By Matt Hodges
While no doubt property teams and lawyers will be very familiar with statutory compensation for displaced business tenants, it is perhaps something less well-known to the wider reader.
Why is this of interest to an accountant or tax professional?
First and foremost, the tax treatment will be of interest to the recipient of a statutory compensation payment and this can be significantly different to that of other payments made on the exit from a lease. This is discussed in more detail later in this blog.
Secondly, and perhaps why it is necessary to consider this issue, is that typically in practice, commercial and financial teams often do not distinguish between statutory compensation and other lease payments and lease surrender payments when recording and documenting them. This means that it is often quite hard for tax teams to properly identify them and treat accordingly.

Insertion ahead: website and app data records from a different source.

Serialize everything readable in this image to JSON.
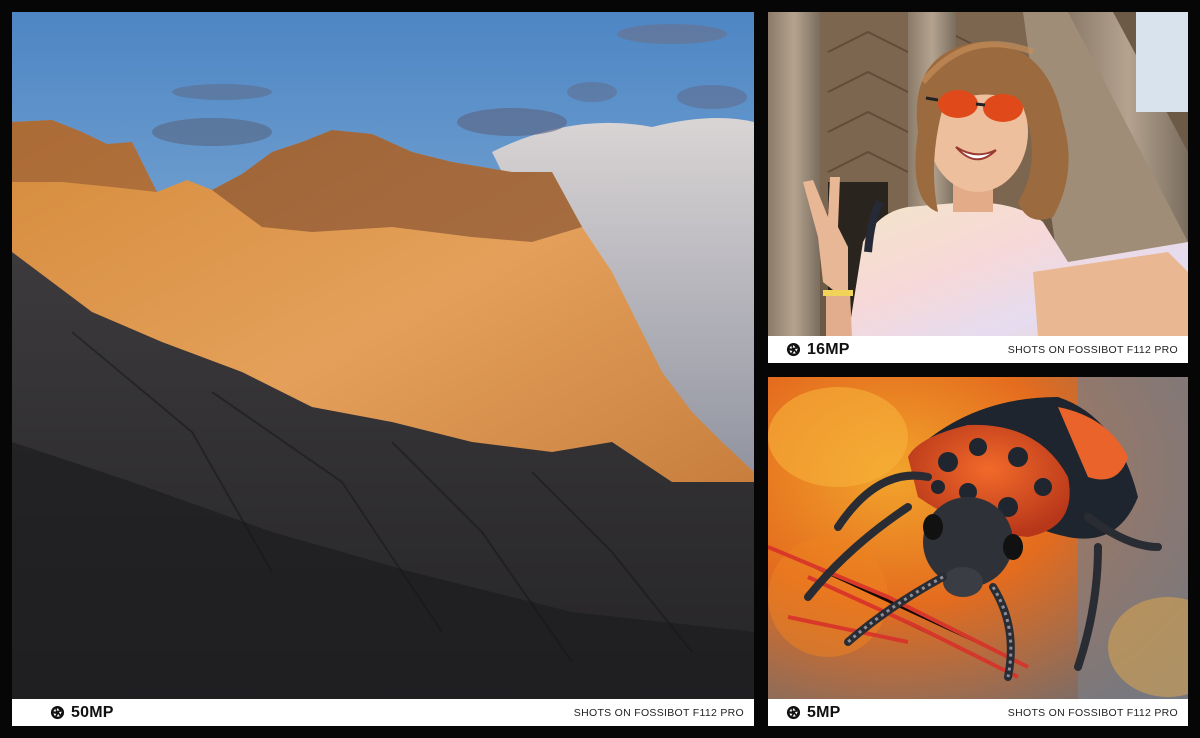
{
  "panels": [
    {
      "megapixels": "50MP",
      "caption": "SHOTS ON FOSSIBOT F112 PRO",
      "icon": "aperture-icon",
      "subject": "mountain"
    },
    {
      "megapixels": "16MP",
      "caption": "SHOTS ON FOSSIBOT F112 PRO",
      "icon": "aperture-icon",
      "subject": "selfie"
    },
    {
      "megapixels": "5MP",
      "caption": "SHOTS ON FOSSIBOT F112 PRO",
      "icon": "aperture-icon",
      "subject": "beetle"
    }
  ],
  "colors": {
    "background": "#060606",
    "caption_bar": "#ffffff",
    "caption_text": "#111111"
  }
}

For anyone unfamiliar with statutory compensation to displaced business tenants, what is it?
Broadly, when a lease comes to an end, under the Landlord & Tenant Act 1954, the tenant effectively has the first right to take a new lease on the premises. Statutory compensation is payable if the landlord refuses to grant a new lease to the existing tenant on any of the following grounds:
• Tenant occupies part of the premises and landlord wants to let/sell whole building
• Landlord wants to demolish/rebuild property
• Landlord wants to occupy premises
This compensation is usually calculated as the rateable value of the property, but can be up to twice the rateable value; so, potentially, quite large sums.
So what is the tax treatment?
Essentially, the statutory compensation should be tax free in the hands of the tenant. It is a capital receipt and, therefore, is not taxable as income.
For chargeable gains purposes, case law (in particular Drummond v Brown) has determined that the compensation does not arise from the disposal of an asset; which makes sense given that the existing lease will have expired and the tenant does not, therefore, hold any asset which it can dispose of. Therefore, it is not chargeable as a gain.
For the landlord, the payment will be treated as capital. To the extent that it can be argued that it was incurred in enhancing the value of the underlying asset, then it may be possible to treat it as enhancement expenditure for chargeable gains purposes. Although, given that the tenant has not been taxed on the corresponding receipt, it is likely that HMRC may resist this position.
So, in summary, while the tax treatment may be straight-forward, it is important that the finance and tax teams are close enough to the transactions to be able to identify such payments in the first place.
Matt is a senior manager at Bourne with over ten years experience providing corporate tax compliance, reporting and advisory services to his clients, including a significant amount of his time working on M&A and structuring projects.